Could the records below be restated word for word, without a single picture?

Provided information section start

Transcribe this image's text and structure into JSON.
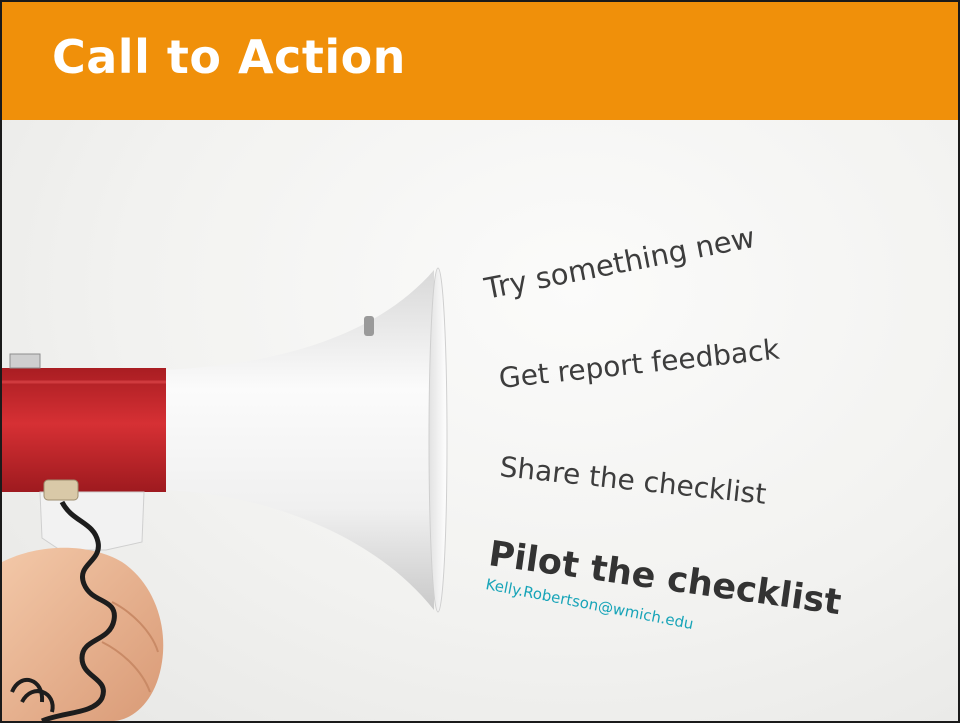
{
  "slide": {
    "title": "Call to Action",
    "items": [
      "Try something new",
      "Get report feedback",
      "Share the checklist",
      "Pilot the checklist"
    ],
    "email": "Kelly.Robertson@wmich.edu"
  },
  "colors": {
    "title_bar": "#f0900a",
    "title_text": "#ffffff",
    "body_text": "#3d3d3d",
    "email_text": "#17a4b8",
    "megaphone_red": "#c8262a",
    "megaphone_white": "#f4f4f4"
  },
  "image": {
    "subject": "megaphone-in-hand"
  }
}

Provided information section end

Output for this task:
Transcribe this image's text and structure into JSON.
{
  "slide": {
    "title": "Call to Action",
    "items": [
      "Try something new",
      "Get report feedback",
      "Share the checklist",
      "Pilot the checklist"
    ],
    "email": "Kelly.Robertson@wmich.edu"
  },
  "colors": {
    "title_bar": "#f0900a",
    "title_text": "#ffffff",
    "body_text": "#3d3d3d",
    "email_text": "#17a4b8",
    "megaphone_red": "#c8262a",
    "megaphone_white": "#f4f4f4"
  },
  "image": {
    "subject": "megaphone-in-hand"
  }
}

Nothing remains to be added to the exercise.